With the recent heat wave entering Karachi, along with the shortage of water supply and the increase in electricity load shedding, Karachiites are witnessing the hottest summers ever.
Anybody can suffer from a heat stroke, but the people most prone to it in this weather are kids, senior citizens, pregnant women and people with existing medical conditions.
A person suffering from a heat stroke should be rushed to the hospital immediately. In order to diagnose, here are some of the identifiers displayed by someone suffering from a heat stroke.
Symptoms of a Heatstroke
- Very High Blood pressure
- Red, hot and dry skin (Without sweat)
- A dry and swollen tongue
- Rapid pulse

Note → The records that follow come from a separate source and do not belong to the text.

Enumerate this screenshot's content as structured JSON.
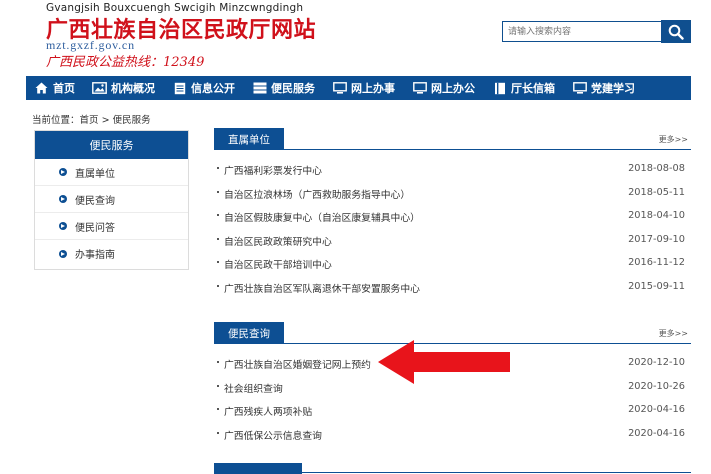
{
  "header": {
    "zhuang_name": "Gvangjsih Bouxcuengh Swcigih Minzcwngdingh",
    "title": "广西壮族自治区民政厅网站",
    "domain": "mzt.gxzf.gov.cn",
    "hotline": "广西民政公益热线：12349"
  },
  "search": {
    "placeholder": "请输入搜索内容"
  },
  "nav": {
    "items": [
      {
        "label": "首页",
        "icon": "home-icon"
      },
      {
        "label": "机构概况",
        "icon": "image-icon"
      },
      {
        "label": "信息公开",
        "icon": "document-icon"
      },
      {
        "label": "便民服务",
        "icon": "tray-icon"
      },
      {
        "label": "网上办事",
        "icon": "monitor-icon"
      },
      {
        "label": "网上办公",
        "icon": "monitor-icon"
      },
      {
        "label": "厅长信箱",
        "icon": "book-icon"
      },
      {
        "label": "党建学习",
        "icon": "monitor-icon"
      }
    ]
  },
  "breadcrumb": {
    "prefix": "当前位置：",
    "home": "首页",
    "sep": ">",
    "current": "便民服务"
  },
  "sidebar": {
    "title": "便民服务",
    "items": [
      {
        "label": "直属单位"
      },
      {
        "label": "便民查询"
      },
      {
        "label": "便民问答"
      },
      {
        "label": "办事指南"
      }
    ]
  },
  "panels": {
    "direct_units": {
      "title": "直属单位",
      "more": "更多>>",
      "rows": [
        {
          "text": "广西福利彩票发行中心",
          "date": "2018-08-08"
        },
        {
          "text": "自治区拉浪林场（广西救助服务指导中心）",
          "date": "2018-05-11"
        },
        {
          "text": "自治区假肢康复中心（自治区康复辅具中心）",
          "date": "2018-04-10"
        },
        {
          "text": "自治区民政政策研究中心",
          "date": "2017-09-10"
        },
        {
          "text": "自治区民政干部培训中心",
          "date": "2016-11-12"
        },
        {
          "text": "广西壮族自治区军队离退休干部安置服务中心",
          "date": "2015-09-11"
        }
      ]
    },
    "convenience_query": {
      "title": "便民查询",
      "more": "更多>>",
      "rows": [
        {
          "text": "广西壮族自治区婚姻登记网上预约",
          "date": "2020-12-10"
        },
        {
          "text": "社会组织查询",
          "date": "2020-10-26"
        },
        {
          "text": "广西残疾人两项补贴",
          "date": "2020-04-16"
        },
        {
          "text": "广西低保公示信息查询",
          "date": "2020-04-16"
        }
      ]
    }
  },
  "colors": {
    "brand_blue": "#0d4f93",
    "title_red": "#d0111b",
    "arrow_red": "#e8141b"
  }
}
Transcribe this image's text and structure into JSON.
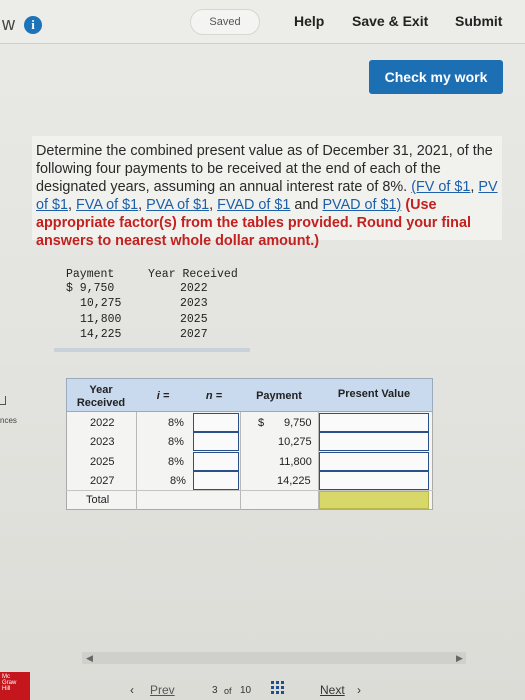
{
  "topbar": {
    "brand": "w",
    "info_glyph": "i",
    "saved": "Saved",
    "help": "Help",
    "save_exit": "Save & Exit",
    "submit": "Submit",
    "check_work": "Check my work"
  },
  "question": {
    "text_1": "Determine the combined present value as of December 31, 2021, of the following four payments to be received at the end of each of the designated years, assuming an annual interest rate of 8%. ",
    "link_fv": "(FV of $1",
    "link_pv": "PV of $1",
    "link_fva": "FVA of $1",
    "link_pva": "PVA of $1",
    "link_fvad": "FVAD of $1",
    "and": " and ",
    "link_pvad": "PVAD of $1)",
    "instruction": " (Use appropriate factor(s) from the tables provided. Round your final answers to nearest whole dollar amount.)"
  },
  "given": {
    "headers": [
      "Payment",
      "Year Received"
    ],
    "rows": [
      {
        "payment": "$ 9,750",
        "year": "2022"
      },
      {
        "payment": "10,275",
        "year": "2023"
      },
      {
        "payment": "11,800",
        "year": "2025"
      },
      {
        "payment": "14,225",
        "year": "2027"
      }
    ]
  },
  "left_strip": {
    "label": "nces"
  },
  "table": {
    "headers": {
      "year": "Year Received",
      "i": "i =",
      "n": "n =",
      "payment": "Payment",
      "pv": "Present Value"
    },
    "rows": [
      {
        "year": "2022",
        "i": "8%",
        "currency": "$",
        "payment": "9,750"
      },
      {
        "year": "2023",
        "i": "8%",
        "currency": "",
        "payment": "10,275"
      },
      {
        "year": "2025",
        "i": "8%",
        "currency": "",
        "payment": "11,800"
      },
      {
        "year": "2027",
        "i": "8%",
        "currency": "",
        "payment": "14,225"
      }
    ],
    "total_label": "Total"
  },
  "nav": {
    "prev": "Prev",
    "page_current": "3",
    "page_of": "of",
    "page_total": "10",
    "next": "Next"
  },
  "logo": {
    "line1": "Mc",
    "line2": "Graw",
    "line3": "Hill"
  },
  "colors": {
    "accent_blue": "#1d6fb4",
    "header_blue": "#c9d9ee",
    "total_yellow": "#d8d86a",
    "instruction_red": "#c32020",
    "link_blue": "#1d5fa8"
  }
}
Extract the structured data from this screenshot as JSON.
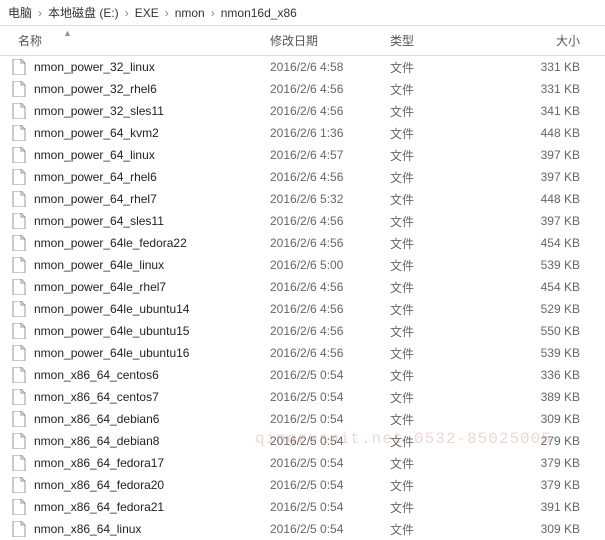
{
  "breadcrumb": {
    "items": [
      "电脑",
      "本地磁盘 (E:)",
      "EXE",
      "nmon",
      "nmon16d_x86"
    ]
  },
  "columns": {
    "name": "名称",
    "date": "修改日期",
    "type": "类型",
    "size": "大小"
  },
  "file_type_label": "文件",
  "watermark": "qingruanit.net 0532-85025005",
  "files": [
    {
      "name": "nmon_power_32_linux",
      "date": "2016/2/6 4:58",
      "size": "331 KB"
    },
    {
      "name": "nmon_power_32_rhel6",
      "date": "2016/2/6 4:56",
      "size": "331 KB"
    },
    {
      "name": "nmon_power_32_sles11",
      "date": "2016/2/6 4:56",
      "size": "341 KB"
    },
    {
      "name": "nmon_power_64_kvm2",
      "date": "2016/2/6 1:36",
      "size": "448 KB"
    },
    {
      "name": "nmon_power_64_linux",
      "date": "2016/2/6 4:57",
      "size": "397 KB"
    },
    {
      "name": "nmon_power_64_rhel6",
      "date": "2016/2/6 4:56",
      "size": "397 KB"
    },
    {
      "name": "nmon_power_64_rhel7",
      "date": "2016/2/6 5:32",
      "size": "448 KB"
    },
    {
      "name": "nmon_power_64_sles11",
      "date": "2016/2/6 4:56",
      "size": "397 KB"
    },
    {
      "name": "nmon_power_64le_fedora22",
      "date": "2016/2/6 4:56",
      "size": "454 KB"
    },
    {
      "name": "nmon_power_64le_linux",
      "date": "2016/2/6 5:00",
      "size": "539 KB"
    },
    {
      "name": "nmon_power_64le_rhel7",
      "date": "2016/2/6 4:56",
      "size": "454 KB"
    },
    {
      "name": "nmon_power_64le_ubuntu14",
      "date": "2016/2/6 4:56",
      "size": "529 KB"
    },
    {
      "name": "nmon_power_64le_ubuntu15",
      "date": "2016/2/6 4:56",
      "size": "550 KB"
    },
    {
      "name": "nmon_power_64le_ubuntu16",
      "date": "2016/2/6 4:56",
      "size": "539 KB"
    },
    {
      "name": "nmon_x86_64_centos6",
      "date": "2016/2/5 0:54",
      "size": "336 KB"
    },
    {
      "name": "nmon_x86_64_centos7",
      "date": "2016/2/5 0:54",
      "size": "389 KB"
    },
    {
      "name": "nmon_x86_64_debian6",
      "date": "2016/2/5 0:54",
      "size": "309 KB"
    },
    {
      "name": "nmon_x86_64_debian8",
      "date": "2016/2/5 0:54",
      "size": "279 KB"
    },
    {
      "name": "nmon_x86_64_fedora17",
      "date": "2016/2/5 0:54",
      "size": "379 KB"
    },
    {
      "name": "nmon_x86_64_fedora20",
      "date": "2016/2/5 0:54",
      "size": "379 KB"
    },
    {
      "name": "nmon_x86_64_fedora21",
      "date": "2016/2/5 0:54",
      "size": "391 KB"
    },
    {
      "name": "nmon_x86_64_linux",
      "date": "2016/2/5 0:54",
      "size": "309 KB"
    }
  ]
}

- A throbbing headache
- Dizziness, confusion, and nausea
- Eventual unconsciousness
With Army Camps being set up at different locations to help the citizens of Karachi, here is a list of things you can do to protect yourself and others from a heat stroke.
Ways to Prevent Heatstroke
- Make sure you dress yourself and your kids in “minimal, loose-fitting and lightweight clothing”
- Drink plenty of fluids
- Take regular showers more than once a day
- Keep the environment as cool as possible – keep curtains drawn and minimal light
- Be extra careful while administering any medicines since they may have certain harmful side effects (including causing dehydration)
- Never stay in a parked car or any confined space without proper ventilation
- Replace fatty foods with low-fat alternatives
- Keep out of the sun
- Avoid using any heat radiating devices such as hair straighteners and hair dryers
- Limit your physical exhaustion by limiting physical activity
- Try to stay away from kitchens and laundry rooms
However, if someone is already suffering from a heat stroke, make sure you follow the following steps while waiting for an ambulance
Emergency Steps for Heatstroke Patients
- Wet their skin with water or wrap it in wet a cloth after removing as much clothing from their body as possible or give them an ice bath
- Fan continuously
- Do not give the person fluids to drink
- Position an unconscious person on their side and clear their airway
- Apply ice packs to the patient’s armpits, groin, neck and back (These areas are rich with blood vessels and close to the skin so cooling them may reduce body temperature)
- Monitor their body temperature and continue cooling efforts until the body temperature drops below 38C.
(Note: poorly ventilated or confined areas, or engaging in vigorous physical activity in hot weather increases the risk of dehydration and heat strokes)
Ensure that you follow all the above-mentioned guidelines and tell others about it as well in order to protect yourself from the heat this summers.